This is a documentary made for TV, and it’s got a simple concept (as is often the case with Varda’s movies) — she interviews a bunch of widows who all live on the same little island.
They talk about their (dead) husbands and their lives and stuff. It’s pretty interesting.
And as usual with Varda, she doesn’t do “verité” but lets people present themselves as they prefer.
This is a really strong documentary — and it’s really touching. (Have plenty of mouchoirs ready.) But it’s also funny and endearing.
Quelques veuves de Noirmoutier. Agnès Varda. 2006. ⚅
And… I think this might be the last Varda movie in this box set? (I may be wrong and there might be a couple more shorts after this…) But in an case, let’s have a look at the box.
It’s got two covers, one with young Varda and one with old Varda.
The format is unusual as DVD box sets go — it’s an awkward size: Not so large that it becomes A Thing, but large enough that it’s not a cute little thing, either. If that makes any kind of sense.
The blu rays are housed in a cardboard book, and lists the major movies on each disc.
And there’s an accompanying book with essays and stuff.
There’s even stuff on the inside of the box!
So — it’s a kind of neat box, and… it’s exhausting! I mean… I love Varda’s movies, so I’m the kind of person that has to, by gum, watch everything on every disc. And there’s so much stuff! It’s wonderful!
What I’m saying is: I wish every director could have as fabulous box as this, but I probably didn’t watch it in the optimal way: When I start watching something like this, I feel a compulsion to be done with it before I start on the next thing? It makes no sense: I could sensibly watch one of these discs per year or whatever, but instead I ploughed through and watched it all, and for each hour of her “main movies”, there were (at least) two hours of shorts, documentaries and commentaries.
And I guess the reason that it’s possible to make a box set like this is because Varda had her own production company for most of her life (Ciné Tamaris), so she owned the rights to her own movies. And she was also interested in revisiting her movies, so when a new DVD edition was released, she sometimes made a documentary about that movie; seeing what had happened in the intervening years. And it’s fascinating stuff, much of it.

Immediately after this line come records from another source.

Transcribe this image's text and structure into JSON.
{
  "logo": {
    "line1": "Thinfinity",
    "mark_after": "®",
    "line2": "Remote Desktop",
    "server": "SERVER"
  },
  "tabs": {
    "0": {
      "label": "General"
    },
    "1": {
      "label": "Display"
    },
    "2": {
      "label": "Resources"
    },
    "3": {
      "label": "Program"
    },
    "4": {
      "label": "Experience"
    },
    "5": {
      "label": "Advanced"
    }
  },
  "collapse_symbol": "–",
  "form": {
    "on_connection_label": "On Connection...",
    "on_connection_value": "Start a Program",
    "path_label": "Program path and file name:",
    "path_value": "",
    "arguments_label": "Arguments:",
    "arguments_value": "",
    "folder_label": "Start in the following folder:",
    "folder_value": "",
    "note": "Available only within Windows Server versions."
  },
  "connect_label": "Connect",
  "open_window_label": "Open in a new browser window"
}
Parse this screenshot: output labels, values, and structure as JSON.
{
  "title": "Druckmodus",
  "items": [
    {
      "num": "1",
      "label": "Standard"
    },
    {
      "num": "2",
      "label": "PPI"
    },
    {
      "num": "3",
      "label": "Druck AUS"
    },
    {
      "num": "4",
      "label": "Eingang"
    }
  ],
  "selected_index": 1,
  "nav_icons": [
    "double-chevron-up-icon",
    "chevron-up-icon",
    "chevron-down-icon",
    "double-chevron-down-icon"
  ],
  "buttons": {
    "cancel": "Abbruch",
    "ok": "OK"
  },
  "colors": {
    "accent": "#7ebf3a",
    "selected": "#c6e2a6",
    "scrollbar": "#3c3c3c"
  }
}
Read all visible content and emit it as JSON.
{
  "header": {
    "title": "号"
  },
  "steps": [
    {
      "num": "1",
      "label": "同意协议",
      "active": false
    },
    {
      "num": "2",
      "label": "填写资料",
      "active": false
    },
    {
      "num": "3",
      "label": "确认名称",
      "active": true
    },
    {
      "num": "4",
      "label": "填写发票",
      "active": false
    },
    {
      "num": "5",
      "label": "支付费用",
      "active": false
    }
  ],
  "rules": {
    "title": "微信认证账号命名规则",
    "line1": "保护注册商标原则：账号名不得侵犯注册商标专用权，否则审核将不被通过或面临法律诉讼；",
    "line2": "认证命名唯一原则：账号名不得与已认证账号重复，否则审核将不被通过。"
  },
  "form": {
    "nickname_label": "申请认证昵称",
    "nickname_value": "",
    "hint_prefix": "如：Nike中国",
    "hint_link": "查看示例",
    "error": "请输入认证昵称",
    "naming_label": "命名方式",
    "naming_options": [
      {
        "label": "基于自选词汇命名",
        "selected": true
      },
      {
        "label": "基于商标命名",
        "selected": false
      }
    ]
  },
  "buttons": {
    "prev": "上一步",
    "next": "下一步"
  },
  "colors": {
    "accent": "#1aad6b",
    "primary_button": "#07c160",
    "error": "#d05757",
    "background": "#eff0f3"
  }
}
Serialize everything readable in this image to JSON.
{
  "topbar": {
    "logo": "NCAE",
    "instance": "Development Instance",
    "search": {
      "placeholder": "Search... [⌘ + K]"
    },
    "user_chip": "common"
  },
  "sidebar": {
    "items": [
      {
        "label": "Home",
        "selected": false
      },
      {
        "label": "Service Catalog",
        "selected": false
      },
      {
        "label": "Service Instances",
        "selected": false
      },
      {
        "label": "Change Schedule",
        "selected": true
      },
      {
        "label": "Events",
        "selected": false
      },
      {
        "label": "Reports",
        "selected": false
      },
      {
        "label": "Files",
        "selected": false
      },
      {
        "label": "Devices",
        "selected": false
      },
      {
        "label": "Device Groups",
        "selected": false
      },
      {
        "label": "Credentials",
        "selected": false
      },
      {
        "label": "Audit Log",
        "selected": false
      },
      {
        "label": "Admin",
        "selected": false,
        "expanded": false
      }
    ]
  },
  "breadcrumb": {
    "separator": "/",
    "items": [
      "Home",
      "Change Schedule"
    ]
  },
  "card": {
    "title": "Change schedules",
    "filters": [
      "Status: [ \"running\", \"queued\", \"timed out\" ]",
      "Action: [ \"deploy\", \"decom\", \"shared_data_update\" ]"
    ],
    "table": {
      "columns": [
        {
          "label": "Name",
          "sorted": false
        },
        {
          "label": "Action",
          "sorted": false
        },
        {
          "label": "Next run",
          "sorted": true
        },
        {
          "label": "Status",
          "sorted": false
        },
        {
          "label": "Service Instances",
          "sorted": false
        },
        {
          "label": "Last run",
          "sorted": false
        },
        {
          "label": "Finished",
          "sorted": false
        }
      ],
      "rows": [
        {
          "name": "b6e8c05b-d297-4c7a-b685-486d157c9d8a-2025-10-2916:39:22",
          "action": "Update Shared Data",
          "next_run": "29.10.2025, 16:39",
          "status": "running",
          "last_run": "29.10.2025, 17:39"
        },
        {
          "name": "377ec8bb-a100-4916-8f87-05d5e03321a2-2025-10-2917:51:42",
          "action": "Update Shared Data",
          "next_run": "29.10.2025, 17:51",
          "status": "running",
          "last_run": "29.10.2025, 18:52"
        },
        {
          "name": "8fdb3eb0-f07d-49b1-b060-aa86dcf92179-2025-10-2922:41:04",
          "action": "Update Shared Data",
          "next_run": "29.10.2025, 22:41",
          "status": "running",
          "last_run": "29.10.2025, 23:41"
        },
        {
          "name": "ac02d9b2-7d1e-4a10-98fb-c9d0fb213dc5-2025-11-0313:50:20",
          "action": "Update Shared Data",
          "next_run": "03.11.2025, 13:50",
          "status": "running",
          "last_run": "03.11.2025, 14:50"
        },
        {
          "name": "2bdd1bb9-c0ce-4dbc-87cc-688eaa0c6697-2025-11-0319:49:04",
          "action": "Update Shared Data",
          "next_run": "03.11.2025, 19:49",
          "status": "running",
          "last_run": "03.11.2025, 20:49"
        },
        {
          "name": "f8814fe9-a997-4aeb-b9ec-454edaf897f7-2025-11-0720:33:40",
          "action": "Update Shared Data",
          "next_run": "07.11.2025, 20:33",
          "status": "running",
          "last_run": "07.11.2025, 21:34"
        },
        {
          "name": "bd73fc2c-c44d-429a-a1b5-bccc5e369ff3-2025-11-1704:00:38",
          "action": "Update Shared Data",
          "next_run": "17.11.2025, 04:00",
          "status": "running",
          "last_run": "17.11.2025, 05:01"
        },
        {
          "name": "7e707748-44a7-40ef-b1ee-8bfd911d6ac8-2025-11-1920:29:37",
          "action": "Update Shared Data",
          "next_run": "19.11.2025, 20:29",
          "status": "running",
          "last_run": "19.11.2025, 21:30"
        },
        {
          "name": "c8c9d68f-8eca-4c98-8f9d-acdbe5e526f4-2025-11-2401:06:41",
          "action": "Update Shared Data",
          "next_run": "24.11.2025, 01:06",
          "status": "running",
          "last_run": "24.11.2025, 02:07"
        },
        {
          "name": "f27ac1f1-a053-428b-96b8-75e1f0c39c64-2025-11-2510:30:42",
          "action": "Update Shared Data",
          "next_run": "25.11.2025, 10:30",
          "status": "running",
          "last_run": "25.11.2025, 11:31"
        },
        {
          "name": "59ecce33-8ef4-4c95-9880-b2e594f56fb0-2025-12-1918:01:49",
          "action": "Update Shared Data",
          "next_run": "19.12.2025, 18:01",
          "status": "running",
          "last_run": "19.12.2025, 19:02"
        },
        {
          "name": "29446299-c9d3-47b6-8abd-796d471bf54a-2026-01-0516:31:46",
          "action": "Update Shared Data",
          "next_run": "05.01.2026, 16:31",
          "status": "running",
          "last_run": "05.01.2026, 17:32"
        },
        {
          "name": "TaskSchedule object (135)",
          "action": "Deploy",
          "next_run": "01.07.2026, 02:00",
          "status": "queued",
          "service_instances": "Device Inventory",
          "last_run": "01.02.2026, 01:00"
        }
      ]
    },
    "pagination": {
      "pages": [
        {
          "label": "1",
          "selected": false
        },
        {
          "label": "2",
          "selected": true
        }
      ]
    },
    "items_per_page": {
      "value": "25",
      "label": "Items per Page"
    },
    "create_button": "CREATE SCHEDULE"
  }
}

Compare with Criterion’s Bergman box — which is (physically) twice the size, but is not complete, and does not exhaustively include every TV appearance and discussion etc…
Er… did I have a point here? Uhm. Probably not. I have to make dinner now.